A man who was merely a man and said the sort of things Jesus said would not be a great moral teacher. He would either be a lunatic — on the level with the man who says he is a poached egg — or else he would be the Devil of Hell. You must make your choice. Either this man was, and is, the Son of God, or else a madman or something worse. You can shut him up for a fool, you can spit at him and kill him as a demon or you can fall at his feet and call him Lord and God, but let us not come with any patronising nonsense about his being a great human teacher.
He has not left that open to us. He did not intend to. ... Now it seems to me obvious that He was neither a lunatic nor a fiend: and consequently, however strange or terrifying or unlikely it may seem, I have to accept the view that He was and is God.

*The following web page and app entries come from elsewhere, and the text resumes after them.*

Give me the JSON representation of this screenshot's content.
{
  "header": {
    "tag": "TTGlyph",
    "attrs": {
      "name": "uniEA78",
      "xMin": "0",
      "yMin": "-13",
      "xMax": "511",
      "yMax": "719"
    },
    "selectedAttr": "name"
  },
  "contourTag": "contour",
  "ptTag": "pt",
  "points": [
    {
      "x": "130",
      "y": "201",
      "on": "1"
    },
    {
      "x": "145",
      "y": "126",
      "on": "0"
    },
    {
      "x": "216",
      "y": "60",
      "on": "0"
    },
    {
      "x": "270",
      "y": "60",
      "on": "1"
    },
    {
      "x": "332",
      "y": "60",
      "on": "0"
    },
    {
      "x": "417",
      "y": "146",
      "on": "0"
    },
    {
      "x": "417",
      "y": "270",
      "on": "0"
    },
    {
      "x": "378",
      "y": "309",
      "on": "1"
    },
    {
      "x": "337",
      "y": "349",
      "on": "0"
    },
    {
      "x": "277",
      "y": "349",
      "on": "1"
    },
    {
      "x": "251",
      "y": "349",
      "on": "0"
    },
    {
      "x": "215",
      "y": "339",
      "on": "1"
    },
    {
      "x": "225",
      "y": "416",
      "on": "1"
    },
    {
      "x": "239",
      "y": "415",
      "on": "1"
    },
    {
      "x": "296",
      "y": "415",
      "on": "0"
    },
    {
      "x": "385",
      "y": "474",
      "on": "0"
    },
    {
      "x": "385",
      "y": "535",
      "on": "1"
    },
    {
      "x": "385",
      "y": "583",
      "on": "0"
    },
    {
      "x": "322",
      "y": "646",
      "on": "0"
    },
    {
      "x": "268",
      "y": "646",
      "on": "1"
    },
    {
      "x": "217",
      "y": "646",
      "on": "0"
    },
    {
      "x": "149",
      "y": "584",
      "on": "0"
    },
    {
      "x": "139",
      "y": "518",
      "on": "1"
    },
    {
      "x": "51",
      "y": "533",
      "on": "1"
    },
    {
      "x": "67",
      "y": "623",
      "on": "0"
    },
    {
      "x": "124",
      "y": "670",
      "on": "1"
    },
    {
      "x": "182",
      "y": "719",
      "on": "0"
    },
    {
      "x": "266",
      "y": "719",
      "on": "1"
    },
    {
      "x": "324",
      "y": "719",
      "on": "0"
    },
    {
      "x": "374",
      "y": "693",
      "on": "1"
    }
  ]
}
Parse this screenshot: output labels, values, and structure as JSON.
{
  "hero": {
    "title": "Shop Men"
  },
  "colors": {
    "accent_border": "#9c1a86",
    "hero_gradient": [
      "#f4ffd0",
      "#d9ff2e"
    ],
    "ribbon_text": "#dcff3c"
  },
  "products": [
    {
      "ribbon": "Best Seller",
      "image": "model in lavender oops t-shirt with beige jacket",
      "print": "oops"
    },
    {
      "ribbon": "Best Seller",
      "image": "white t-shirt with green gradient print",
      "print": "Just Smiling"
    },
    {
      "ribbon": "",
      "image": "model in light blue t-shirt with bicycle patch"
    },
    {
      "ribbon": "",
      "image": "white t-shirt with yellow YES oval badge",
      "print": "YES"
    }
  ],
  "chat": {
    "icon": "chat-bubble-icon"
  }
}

Lewis's words resonate with my mind and with my soul; perhaps they do with yours as well. Many others have written powerful arguments for the Christian faith (these arguments are called 'apologies,' and arguing for the faith is called 'apologetics'). One recent author who comes to mind is Lee Strobel, an agnostic journalist who examined the claims of Christ, eventually became a believer, and wrote the excellent The Case for Christ: A Journalist's Personal Investigation of the Evidence for Jesus. This book has helped many persons examine the claims of Christianity and the struggles and questions that are often raised about faith in Jesus Christ.
I look forward to hearing from you if you have unanswered questions about why we should accept Jesus as the savior of the world. And remember, no question is too silly or insignificant to ask if you are honestly struggling with it! So please ask, and let's keep the conversation going, and